Sandberg said election meddling is "not new" but agreed technology complicates matters.

She noted: "We see a new kind of threat in the content people are producing online and we're doing all we can to prevent it. We're hiring thousands more people to increase oversight.

On fake news, she added: "We're disrupting the economics. People think that false news is often politically motivated, and it is, but it is even more frequently economically motivated.

"People write these headlines to get clicks to make money. So if we can prevent people from being part of our ad networks, prevent people from advertising and take away the financial incentive, which is one of the strongest things we can do against false news."

Facebook will soon roll out a new privacy centre to "make it much easier for people to manage their data" in accordance with strict European Union (EU) law.

It will launch a new Trust, Transparency and Control Lab to build privacy tools, Sandberg said.
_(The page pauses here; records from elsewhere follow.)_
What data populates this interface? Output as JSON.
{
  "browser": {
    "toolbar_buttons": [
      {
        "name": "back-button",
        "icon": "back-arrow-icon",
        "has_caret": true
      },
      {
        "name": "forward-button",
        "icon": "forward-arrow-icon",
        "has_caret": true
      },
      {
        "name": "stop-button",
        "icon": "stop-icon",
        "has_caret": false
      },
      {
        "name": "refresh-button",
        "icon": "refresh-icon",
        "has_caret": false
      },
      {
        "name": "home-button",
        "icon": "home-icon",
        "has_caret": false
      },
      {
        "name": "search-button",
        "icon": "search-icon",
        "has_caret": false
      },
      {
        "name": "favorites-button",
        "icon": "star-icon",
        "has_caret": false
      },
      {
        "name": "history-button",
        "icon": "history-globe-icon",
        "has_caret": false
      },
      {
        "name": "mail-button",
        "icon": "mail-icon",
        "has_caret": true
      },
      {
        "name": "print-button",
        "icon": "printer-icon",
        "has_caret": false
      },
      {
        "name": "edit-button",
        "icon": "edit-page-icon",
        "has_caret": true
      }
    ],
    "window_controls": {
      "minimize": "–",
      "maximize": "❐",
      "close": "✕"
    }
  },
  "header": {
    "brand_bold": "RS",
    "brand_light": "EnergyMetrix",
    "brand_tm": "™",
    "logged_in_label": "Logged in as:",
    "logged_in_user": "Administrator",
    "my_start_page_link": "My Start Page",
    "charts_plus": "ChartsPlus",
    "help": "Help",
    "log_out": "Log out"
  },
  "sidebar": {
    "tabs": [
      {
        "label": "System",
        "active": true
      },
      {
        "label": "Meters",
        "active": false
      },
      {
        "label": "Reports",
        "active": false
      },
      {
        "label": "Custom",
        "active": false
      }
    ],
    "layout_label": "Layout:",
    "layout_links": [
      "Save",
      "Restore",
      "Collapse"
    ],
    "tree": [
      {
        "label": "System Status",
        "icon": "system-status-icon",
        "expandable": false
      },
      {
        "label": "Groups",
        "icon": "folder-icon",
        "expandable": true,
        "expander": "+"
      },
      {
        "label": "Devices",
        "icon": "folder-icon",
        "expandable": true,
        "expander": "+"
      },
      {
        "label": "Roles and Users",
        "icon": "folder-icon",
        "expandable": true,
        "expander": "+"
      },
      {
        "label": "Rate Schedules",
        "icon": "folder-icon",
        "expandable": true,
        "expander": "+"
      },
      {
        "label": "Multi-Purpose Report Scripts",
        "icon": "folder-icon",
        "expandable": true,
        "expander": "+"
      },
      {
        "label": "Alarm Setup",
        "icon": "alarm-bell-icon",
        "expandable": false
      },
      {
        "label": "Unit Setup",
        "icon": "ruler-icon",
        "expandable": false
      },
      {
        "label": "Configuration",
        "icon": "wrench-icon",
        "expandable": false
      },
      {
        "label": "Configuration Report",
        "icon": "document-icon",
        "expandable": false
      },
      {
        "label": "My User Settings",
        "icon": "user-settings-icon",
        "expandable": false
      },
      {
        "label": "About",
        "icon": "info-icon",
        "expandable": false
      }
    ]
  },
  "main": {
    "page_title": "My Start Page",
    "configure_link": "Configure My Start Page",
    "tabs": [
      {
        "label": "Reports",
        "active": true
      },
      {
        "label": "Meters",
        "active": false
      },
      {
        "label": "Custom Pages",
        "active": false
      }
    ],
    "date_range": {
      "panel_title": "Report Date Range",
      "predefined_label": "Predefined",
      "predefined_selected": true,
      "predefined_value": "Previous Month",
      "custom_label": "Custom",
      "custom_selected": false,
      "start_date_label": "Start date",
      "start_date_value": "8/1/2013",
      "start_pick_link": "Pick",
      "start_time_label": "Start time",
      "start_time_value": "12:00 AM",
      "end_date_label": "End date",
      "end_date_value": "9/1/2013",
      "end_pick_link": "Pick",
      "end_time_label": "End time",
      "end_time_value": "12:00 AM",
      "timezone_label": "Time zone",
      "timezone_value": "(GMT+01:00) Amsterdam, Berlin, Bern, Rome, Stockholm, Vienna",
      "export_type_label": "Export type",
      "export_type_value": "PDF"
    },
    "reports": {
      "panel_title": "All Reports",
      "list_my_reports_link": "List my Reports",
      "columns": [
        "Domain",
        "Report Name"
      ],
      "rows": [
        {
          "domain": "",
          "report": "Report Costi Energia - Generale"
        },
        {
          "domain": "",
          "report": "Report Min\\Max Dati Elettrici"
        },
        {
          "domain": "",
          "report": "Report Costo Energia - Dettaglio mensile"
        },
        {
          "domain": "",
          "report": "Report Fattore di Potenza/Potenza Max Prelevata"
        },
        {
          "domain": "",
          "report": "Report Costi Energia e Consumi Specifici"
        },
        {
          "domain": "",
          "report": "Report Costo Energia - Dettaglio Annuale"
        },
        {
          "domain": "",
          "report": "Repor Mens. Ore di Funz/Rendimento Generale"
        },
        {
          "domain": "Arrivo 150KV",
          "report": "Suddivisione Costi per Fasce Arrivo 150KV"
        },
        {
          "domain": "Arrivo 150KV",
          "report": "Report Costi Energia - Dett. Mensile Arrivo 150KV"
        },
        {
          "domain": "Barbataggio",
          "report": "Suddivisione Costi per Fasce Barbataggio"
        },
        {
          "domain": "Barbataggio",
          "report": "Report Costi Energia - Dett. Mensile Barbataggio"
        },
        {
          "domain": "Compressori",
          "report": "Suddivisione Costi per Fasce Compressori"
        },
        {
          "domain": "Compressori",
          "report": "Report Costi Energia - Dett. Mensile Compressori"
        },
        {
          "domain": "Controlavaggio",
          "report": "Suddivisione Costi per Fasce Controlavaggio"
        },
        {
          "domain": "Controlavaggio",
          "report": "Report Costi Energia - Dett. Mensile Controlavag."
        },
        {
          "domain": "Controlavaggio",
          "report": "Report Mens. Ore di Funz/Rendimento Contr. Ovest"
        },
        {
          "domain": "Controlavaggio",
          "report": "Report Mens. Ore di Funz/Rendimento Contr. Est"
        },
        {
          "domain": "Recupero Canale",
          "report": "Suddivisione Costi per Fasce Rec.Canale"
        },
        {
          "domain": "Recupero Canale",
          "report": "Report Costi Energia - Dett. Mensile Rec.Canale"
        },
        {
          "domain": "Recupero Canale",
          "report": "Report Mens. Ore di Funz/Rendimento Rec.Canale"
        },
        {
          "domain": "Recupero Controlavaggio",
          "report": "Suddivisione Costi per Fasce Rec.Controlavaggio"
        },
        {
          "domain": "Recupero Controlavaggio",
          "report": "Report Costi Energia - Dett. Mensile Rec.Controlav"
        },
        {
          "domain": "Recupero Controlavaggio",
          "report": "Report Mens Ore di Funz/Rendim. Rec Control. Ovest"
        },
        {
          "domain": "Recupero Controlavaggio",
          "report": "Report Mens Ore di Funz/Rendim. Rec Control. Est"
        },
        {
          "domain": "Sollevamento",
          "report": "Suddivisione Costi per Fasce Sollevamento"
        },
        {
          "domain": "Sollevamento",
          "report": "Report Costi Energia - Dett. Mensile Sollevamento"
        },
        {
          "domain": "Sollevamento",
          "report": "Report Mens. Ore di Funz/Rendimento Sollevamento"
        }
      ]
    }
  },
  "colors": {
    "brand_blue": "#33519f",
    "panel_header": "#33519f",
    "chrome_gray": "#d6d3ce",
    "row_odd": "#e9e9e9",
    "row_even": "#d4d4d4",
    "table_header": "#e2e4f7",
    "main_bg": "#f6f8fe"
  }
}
In early January, Facebook founder and CEO, Mark Zuckerberg, said he would dedicate the next year to making his social networking giant a safer and more enjoyable place for users.

"My personal challenge for 2018 is to focus on fixing these important issues," he wrote in a blog post on his own Facebook profile." He added: "We won't prevent all mistakes or abuse, but we currently make too many errors enforcing our policies and preventing misuse of our tools."